In Belgium, a team at Katholieke Universiteit Leuven is developing solar panels that collect moisture in the air, then use chemical and biological components to split water directly on the surface. The researchers envision putting these panels on top of houses, allowing people to heat their homes with hydrogen gas made on site. Separately, Israeli and Italian scientists are advancing methods to extract as much hydrogen as possible from solar-to-chemical energy conversion. The international group has developed rod-shaped nanoparticles, tipped with platinum spheres, that prevent hydrogen and oxygen from recombining after the molecules are separated.
At Shinshu, the researchers sought to improve the efficiency of the BaTaO2N photocatalyst by depositing the platinum-based co-catalyst. But the conventional methods for doing so weren’t initially effective, Hisatomi said.
For instance, in the impregnation-reduction process, a surface is filled with a solution containing metal precursors and then subjected to elevated temperatures, which evaporates the solvent and leaves behind the metal catalysts.
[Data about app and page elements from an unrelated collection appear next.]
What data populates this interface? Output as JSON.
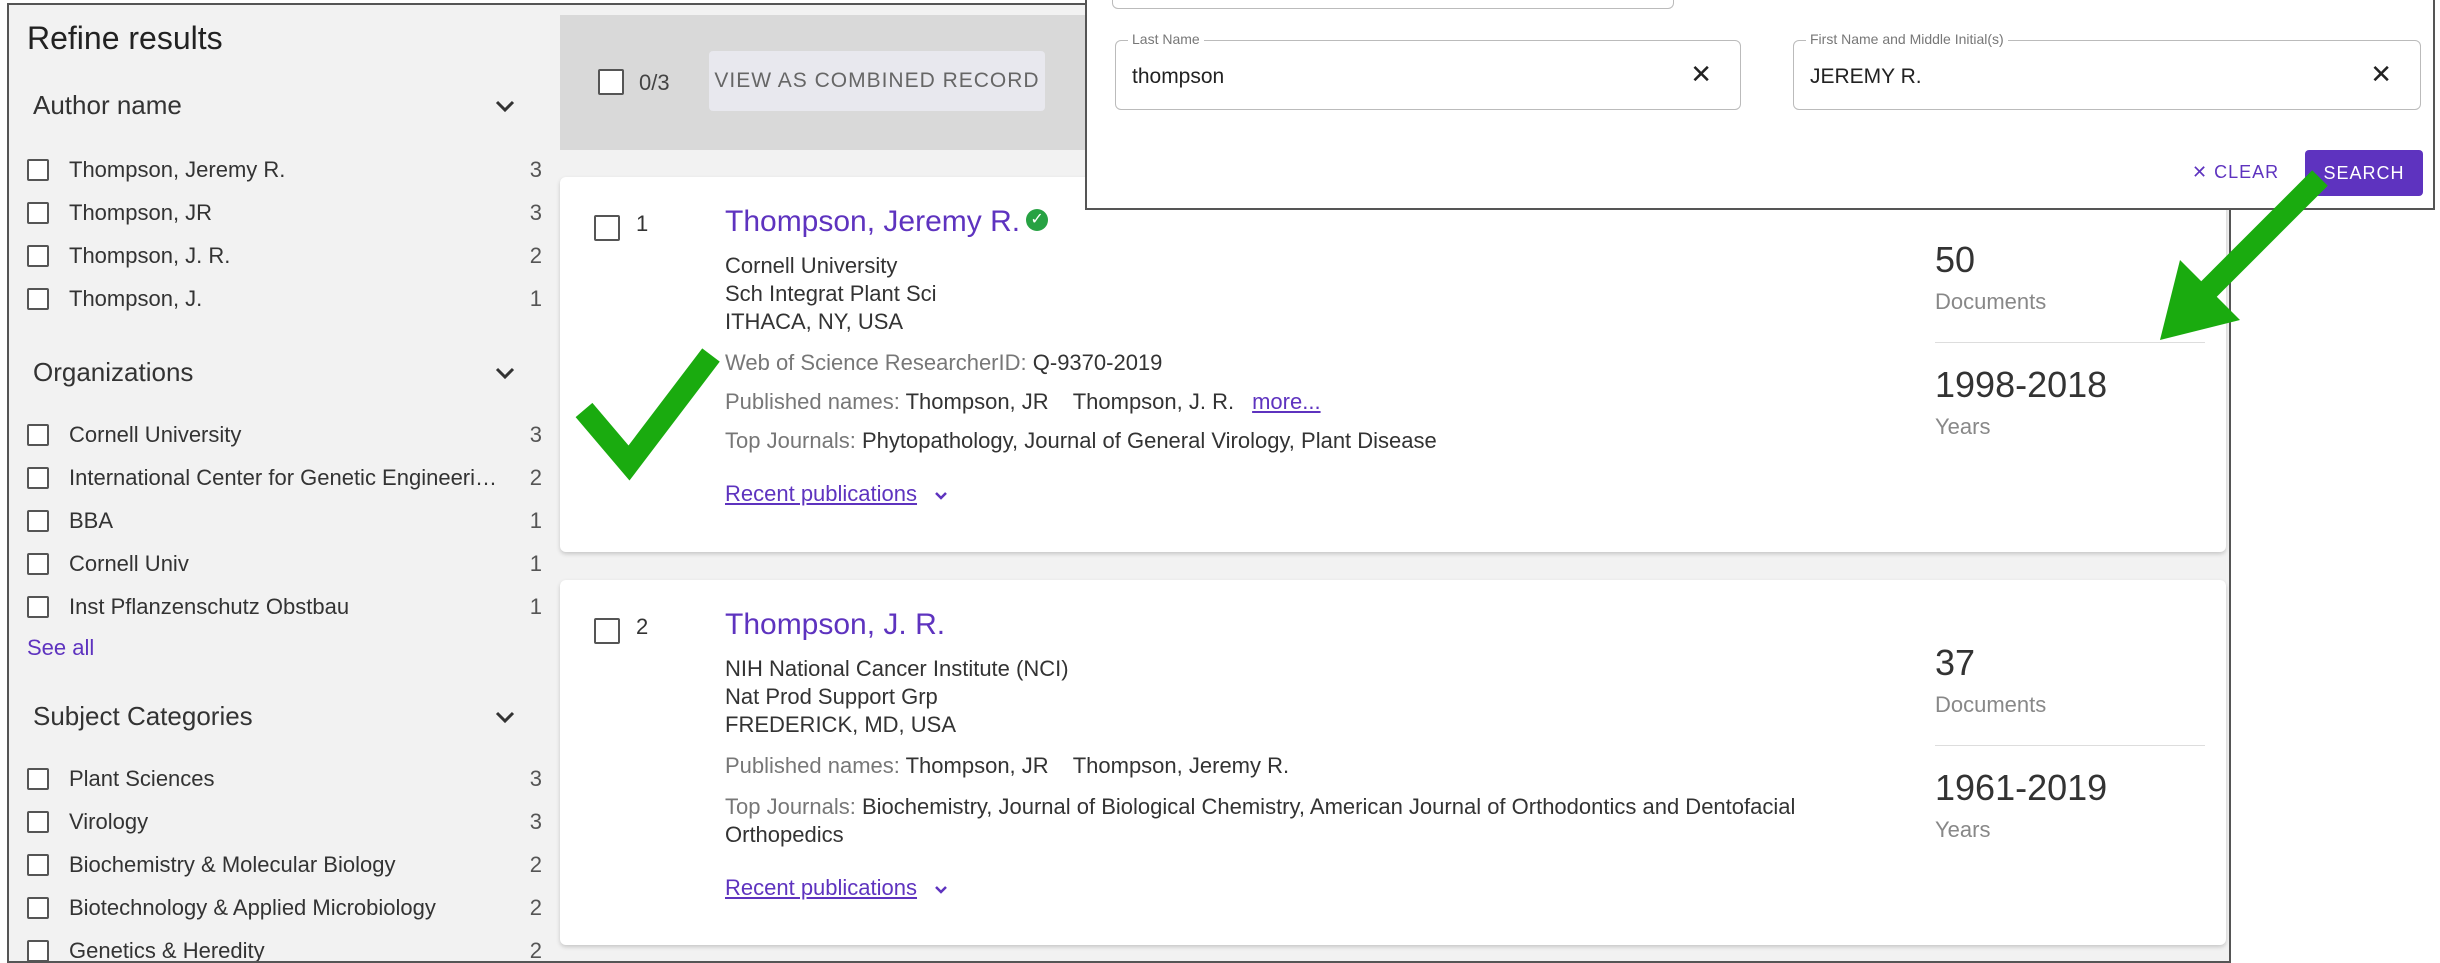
{
  "sidebar": {
    "title": "Refine results",
    "facets": [
      {
        "heading": "Author name",
        "items": [
          {
            "label": "Thompson, Jeremy R.",
            "count": "3"
          },
          {
            "label": "Thompson, JR",
            "count": "3"
          },
          {
            "label": "Thompson, J. R.",
            "count": "2"
          },
          {
            "label": "Thompson, J.",
            "count": "1"
          }
        ]
      },
      {
        "heading": "Organizations",
        "items": [
          {
            "label": "Cornell University",
            "count": "3"
          },
          {
            "label": "International Center for Genetic Engineering and Biotechnology",
            "count": "2"
          },
          {
            "label": "BBA",
            "count": "1"
          },
          {
            "label": "Cornell Univ",
            "count": "1"
          },
          {
            "label": "Inst Pflanzenschutz Obstbau",
            "count": "1"
          }
        ],
        "see_all": "See all"
      },
      {
        "heading": "Subject Categories",
        "items": [
          {
            "label": "Plant Sciences",
            "count": "3"
          },
          {
            "label": "Virology",
            "count": "3"
          },
          {
            "label": "Biochemistry & Molecular Biology",
            "count": "2"
          },
          {
            "label": "Biotechnology & Applied Microbiology",
            "count": "2"
          },
          {
            "label": "Genetics & Heredity",
            "count": "2"
          }
        ]
      }
    ]
  },
  "toolbar": {
    "selected_count": "0/3",
    "combined_label": "VIEW AS COMBINED RECORD"
  },
  "results": [
    {
      "index": "1",
      "name": "Thompson, Jeremy R.",
      "verified": true,
      "affiliation": [
        "Cornell University",
        "Sch Integrat Plant Sci",
        "ITHACA, NY, USA"
      ],
      "researcher_id_label": "Web of Science ResearcherID:",
      "researcher_id": "Q-9370-2019",
      "published_names_label": "Published names:",
      "published_names": "Thompson, JR    Thompson, J. R.",
      "more_label": "more...",
      "top_journals_label": "Top Journals:",
      "top_journals": "Phytopathology, Journal of General Virology, Plant Disease",
      "recent_label": "Recent publications",
      "documents": "50",
      "documents_label": "Documents",
      "years": "1998-2018",
      "years_label": "Years"
    },
    {
      "index": "2",
      "name": "Thompson, J. R.",
      "verified": false,
      "affiliation": [
        "NIH National Cancer Institute (NCI)",
        "Nat Prod Support Grp",
        "FREDERICK, MD, USA"
      ],
      "published_names_label": "Published names:",
      "published_names": "Thompson, JR    Thompson, Jeremy R.",
      "top_journals_label": "Top Journals:",
      "top_journals_line1": "Biochemistry, Journal of Biological Chemistry, American Journal of Orthodontics and Dentofacial",
      "top_journals_line2": "Orthopedics",
      "recent_label": "Recent publications",
      "documents": "37",
      "documents_label": "Documents",
      "years": "1961-2019",
      "years_label": "Years"
    }
  ],
  "search_panel": {
    "last_name_label": "Last Name",
    "last_name_value": "thompson",
    "first_name_label": "First Name and Middle Initial(s)",
    "first_name_value": "JEREMY R.",
    "clear_label": "CLEAR",
    "search_label": "SEARCH"
  },
  "colors": {
    "accent": "#5e33bf",
    "annotation_green": "#1aab0f",
    "verified_green": "#27a243"
  }
}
When the Shinshu team applied fine particles of platinum to the BaTaO2N granules, the particles tended to aggregate, restricting the electronic interaction between the materials. Another method, called photodeposition, resulted in weak contact between the BaTaO2N and co-catalyst, in turn weakening the interaction.
So the researchers combined these two methods. First, they deposited only a small amount of the co-catalyst using the impregntation-reduction process, and that prevented the particles from aggregating. Then they applied a second layer using photodeposition; this time, the fine particles grew on the widely dispersed “seeds” planted in the first step. Zheng Wang and Ying Luo conducted the investigation, under the supervision of Kazunari Domen and Katsuya Teshima, respectively.
Although the study involved an aqueous methanol solution, not water, the team confirmed that the newly developed platinum-loaded BaTaO2N can split the hydrogen and oxygen molecules in water more efficiently than earlier BaTaO2N versions, when combined with another photocatalyst that drives the oxygen evolution process.
Hisatomi said the team is considering printing the powdery photocatalyst on a panel-type reactor. He and his colleagues have already built such a device using another material, aluminum-doped strontium titanate (SrTiO3), which has the same crystal structure as BaTaO2N but absorbs lights at different wavelengths. The 1-square-meter panel reactor is filled with a 1-millimeter-deep layer of water. When exposed to sunlight, the chemical reaction rapidly releases gas bubbles. A related research effort aims to develop membranes that can keep the hydrogen and oxygen bubbles separated.
Still, despite the 100-fold efficiency jump, BaTaO2N isn’t quite ready for prime-time hydrogen production.
“We still need a similar jump in improvement of the efficiency to make this technology practically useful,” Hisatomi said. As researchers continue improving the photocatalyst, they’ll also begin applying the two-step approach to other types of materials. “We don’t know which material will become the best in the end,” he added.